====== Supplied material

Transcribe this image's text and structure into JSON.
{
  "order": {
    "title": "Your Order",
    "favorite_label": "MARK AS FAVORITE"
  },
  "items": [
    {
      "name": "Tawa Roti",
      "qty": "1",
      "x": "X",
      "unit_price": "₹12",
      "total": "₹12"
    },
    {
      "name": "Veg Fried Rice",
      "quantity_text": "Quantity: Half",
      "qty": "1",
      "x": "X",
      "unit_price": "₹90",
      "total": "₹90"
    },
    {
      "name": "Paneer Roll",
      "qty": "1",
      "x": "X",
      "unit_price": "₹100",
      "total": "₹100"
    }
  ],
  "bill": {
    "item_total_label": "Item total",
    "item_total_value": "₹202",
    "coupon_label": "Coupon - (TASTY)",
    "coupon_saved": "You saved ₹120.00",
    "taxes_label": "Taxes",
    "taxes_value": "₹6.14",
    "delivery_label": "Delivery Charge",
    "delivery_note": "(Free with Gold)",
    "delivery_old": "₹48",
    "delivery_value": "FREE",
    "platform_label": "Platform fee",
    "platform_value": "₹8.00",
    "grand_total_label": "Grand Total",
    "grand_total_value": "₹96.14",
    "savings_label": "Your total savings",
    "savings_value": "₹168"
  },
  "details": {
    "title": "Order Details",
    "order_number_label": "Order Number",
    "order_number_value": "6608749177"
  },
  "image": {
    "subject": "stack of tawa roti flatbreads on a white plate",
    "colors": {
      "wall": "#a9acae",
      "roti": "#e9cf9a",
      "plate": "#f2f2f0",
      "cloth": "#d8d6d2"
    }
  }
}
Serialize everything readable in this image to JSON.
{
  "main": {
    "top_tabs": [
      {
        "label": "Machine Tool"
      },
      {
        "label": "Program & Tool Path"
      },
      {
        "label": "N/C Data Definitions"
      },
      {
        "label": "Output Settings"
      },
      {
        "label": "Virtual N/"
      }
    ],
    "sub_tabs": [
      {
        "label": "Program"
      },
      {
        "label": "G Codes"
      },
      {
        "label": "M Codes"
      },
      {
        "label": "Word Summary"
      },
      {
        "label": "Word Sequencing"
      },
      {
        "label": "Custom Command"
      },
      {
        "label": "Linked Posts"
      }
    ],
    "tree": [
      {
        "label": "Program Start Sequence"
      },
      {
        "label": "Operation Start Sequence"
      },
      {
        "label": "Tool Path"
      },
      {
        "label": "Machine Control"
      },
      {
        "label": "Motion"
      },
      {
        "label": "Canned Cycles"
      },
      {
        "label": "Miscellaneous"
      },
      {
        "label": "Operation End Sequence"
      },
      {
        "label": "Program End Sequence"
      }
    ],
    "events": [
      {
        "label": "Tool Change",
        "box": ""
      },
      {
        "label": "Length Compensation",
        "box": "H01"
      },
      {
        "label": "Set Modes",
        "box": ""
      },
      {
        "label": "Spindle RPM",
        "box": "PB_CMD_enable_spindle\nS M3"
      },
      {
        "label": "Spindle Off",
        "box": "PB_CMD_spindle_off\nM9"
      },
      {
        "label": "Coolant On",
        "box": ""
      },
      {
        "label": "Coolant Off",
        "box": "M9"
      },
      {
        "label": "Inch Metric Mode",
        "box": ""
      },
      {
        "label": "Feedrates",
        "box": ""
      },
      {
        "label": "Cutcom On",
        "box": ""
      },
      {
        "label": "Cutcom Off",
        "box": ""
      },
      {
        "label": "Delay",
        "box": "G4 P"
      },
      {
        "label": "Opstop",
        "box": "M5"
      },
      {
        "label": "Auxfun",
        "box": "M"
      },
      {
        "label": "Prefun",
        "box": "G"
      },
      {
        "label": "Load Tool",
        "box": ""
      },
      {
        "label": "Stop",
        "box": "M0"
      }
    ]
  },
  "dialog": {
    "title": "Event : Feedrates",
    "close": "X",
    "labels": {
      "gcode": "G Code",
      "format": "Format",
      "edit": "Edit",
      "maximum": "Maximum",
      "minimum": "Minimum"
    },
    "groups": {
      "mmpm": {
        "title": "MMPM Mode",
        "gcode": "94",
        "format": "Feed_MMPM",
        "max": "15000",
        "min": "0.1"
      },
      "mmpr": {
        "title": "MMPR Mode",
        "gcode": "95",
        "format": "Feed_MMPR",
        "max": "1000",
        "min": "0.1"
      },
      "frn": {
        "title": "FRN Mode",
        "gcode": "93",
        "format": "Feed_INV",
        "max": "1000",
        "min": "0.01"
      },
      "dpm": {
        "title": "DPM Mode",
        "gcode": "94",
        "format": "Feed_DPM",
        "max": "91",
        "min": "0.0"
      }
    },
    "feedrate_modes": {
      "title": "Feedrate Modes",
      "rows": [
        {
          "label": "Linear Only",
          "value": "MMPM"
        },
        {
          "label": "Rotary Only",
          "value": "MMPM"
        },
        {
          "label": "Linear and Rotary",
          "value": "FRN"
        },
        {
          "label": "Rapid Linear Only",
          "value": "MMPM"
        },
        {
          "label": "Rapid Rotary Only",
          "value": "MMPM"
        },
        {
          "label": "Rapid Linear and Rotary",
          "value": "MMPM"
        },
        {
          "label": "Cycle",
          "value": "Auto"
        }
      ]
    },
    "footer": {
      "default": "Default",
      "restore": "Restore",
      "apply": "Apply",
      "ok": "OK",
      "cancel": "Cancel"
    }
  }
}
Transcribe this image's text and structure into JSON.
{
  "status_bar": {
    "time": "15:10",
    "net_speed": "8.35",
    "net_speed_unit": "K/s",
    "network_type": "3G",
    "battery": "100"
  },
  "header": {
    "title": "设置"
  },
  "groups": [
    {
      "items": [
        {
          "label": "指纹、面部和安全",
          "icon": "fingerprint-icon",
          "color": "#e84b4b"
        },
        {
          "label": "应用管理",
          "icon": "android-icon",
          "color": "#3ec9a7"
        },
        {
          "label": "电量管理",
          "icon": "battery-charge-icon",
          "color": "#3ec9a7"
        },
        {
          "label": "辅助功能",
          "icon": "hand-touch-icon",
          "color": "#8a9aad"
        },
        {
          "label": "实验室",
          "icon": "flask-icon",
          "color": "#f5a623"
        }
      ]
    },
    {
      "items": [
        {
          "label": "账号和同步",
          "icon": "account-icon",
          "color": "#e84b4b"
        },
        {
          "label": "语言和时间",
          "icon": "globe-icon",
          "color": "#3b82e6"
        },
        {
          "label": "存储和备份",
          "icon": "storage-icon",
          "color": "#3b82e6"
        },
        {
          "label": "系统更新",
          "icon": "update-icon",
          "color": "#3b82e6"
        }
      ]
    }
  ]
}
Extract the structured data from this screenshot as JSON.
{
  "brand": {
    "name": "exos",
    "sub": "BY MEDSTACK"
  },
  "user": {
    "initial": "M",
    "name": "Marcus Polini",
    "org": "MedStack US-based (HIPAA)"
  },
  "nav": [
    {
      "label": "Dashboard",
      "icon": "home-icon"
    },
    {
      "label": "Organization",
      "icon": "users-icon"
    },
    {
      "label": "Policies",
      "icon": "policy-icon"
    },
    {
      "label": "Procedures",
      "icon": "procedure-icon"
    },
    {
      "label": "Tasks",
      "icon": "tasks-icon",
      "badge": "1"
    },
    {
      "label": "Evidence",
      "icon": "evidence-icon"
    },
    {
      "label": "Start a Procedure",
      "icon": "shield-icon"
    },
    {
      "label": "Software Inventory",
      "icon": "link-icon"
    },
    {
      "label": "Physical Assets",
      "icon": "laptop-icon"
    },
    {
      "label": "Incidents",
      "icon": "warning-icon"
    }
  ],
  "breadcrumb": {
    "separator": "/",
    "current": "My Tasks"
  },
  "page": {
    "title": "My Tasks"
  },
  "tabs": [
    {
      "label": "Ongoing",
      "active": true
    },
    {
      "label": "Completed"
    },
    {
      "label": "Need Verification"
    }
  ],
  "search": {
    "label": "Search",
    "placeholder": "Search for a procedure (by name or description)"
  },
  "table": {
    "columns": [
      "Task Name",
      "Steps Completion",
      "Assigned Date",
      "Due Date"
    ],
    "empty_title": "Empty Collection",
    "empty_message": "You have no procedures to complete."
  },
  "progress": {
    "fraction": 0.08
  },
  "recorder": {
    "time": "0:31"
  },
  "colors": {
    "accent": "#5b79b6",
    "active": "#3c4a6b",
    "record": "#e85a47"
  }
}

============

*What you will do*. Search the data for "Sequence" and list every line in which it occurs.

*Response below*.
        "label": "Program Start Sequence"
        "label": "Operation Start Sequence"
        "label": "Operation End Sequence"
        "label": "Program End Sequence"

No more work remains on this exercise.